Up until this point I was impressed that the liaison, though long it really wasn´t that bad. That quickly turned. For the last hour I was ready to get off the bike. Riding down the road I was working out in my head the possible causes of the fueling problems and various solutions. The heat was getting worse and 450 miles on dirt bike droning down the highway isn´t the most exciting riding one can do. As I approached Santa Rosa, bivouac location for the night, I started to wonder the proper procedure for fuel for the next day. Do I need to come in full or is there a gas stop first thing in the road book. Not sure I decide to stop at the official rally gas station at the beginning of town. Not many competitors there but security was lax compared to the other official stations and was quickly swarmed by people pulling and tugging before I even came to a stop. Everyone from little kids to grandparents wanted photos, autographs and hugs. Women and girls were grabbing my head kissing my helmet. It took much longer than expected to get out of there with the large crowd and I was ready to get off the bike. Made my way through Santa Rosa, huge crowds same as everywhere before. I was hot, hungry tired and honestly kind of over the crowds by now as I ready to get off the bike but I still felt like I needed to show the respect they gave us so the forearm resting on the handle bar salute continued for several miles.
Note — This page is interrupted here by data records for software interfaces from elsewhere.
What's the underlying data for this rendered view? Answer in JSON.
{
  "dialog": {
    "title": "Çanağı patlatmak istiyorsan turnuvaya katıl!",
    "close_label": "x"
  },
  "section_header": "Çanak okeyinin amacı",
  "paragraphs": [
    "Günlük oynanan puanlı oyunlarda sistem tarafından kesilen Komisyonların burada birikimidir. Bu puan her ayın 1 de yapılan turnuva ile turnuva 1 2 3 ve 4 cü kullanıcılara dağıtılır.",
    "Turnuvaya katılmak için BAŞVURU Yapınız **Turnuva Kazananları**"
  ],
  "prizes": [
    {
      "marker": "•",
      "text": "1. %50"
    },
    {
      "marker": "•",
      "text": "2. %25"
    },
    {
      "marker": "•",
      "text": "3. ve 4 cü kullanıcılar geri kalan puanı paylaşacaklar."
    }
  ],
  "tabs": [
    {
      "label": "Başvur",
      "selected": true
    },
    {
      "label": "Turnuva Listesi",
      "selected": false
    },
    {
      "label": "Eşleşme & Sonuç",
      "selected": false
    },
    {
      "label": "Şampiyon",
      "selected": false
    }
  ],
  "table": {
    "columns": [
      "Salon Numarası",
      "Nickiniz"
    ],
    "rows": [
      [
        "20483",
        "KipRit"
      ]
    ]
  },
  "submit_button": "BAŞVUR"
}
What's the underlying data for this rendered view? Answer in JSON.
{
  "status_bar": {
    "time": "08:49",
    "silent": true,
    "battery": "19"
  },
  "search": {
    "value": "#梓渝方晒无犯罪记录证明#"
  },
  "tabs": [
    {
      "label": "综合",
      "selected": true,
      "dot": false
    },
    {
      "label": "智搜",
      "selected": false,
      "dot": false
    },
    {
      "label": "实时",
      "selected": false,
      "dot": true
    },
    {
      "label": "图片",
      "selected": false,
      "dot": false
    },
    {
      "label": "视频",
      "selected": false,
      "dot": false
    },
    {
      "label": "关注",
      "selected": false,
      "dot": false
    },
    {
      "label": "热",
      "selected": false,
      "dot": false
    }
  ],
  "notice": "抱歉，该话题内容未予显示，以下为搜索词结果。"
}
Finally arriving at the bivouac I was ready to be done. It took a few minutes to locate the crew and I was spent. The commute that started easy got old toward the end. I rolled in at 7pm. Jonah and Ned, arriving considerably earlier than me due our start times, looked relaxed and fresh by now. Ned with his big grin asked me how cool was it to be racing in the Dakar and wasn´t this fun. I told him fun left about an hour and a half ago.
Tim was busy working on Ned´s bike and I did not want to interrupt him so after cooling off a bit I gathered my stuff, hit the shower grabbed some dinner. After eating I headed back to our camp and began working on my road book. Finished with the road book I was ready for bed but Tim was wrapping up Ned´s bike and I did not want to interrupt. I knew I need to explain to Tim how the fuel system worked, what was going wrong. Tim needed to take the front tank off to look at the system routing for us to sort out possible solutions. It was 11:30 before I made it to bed.
Bikes lined up at the special.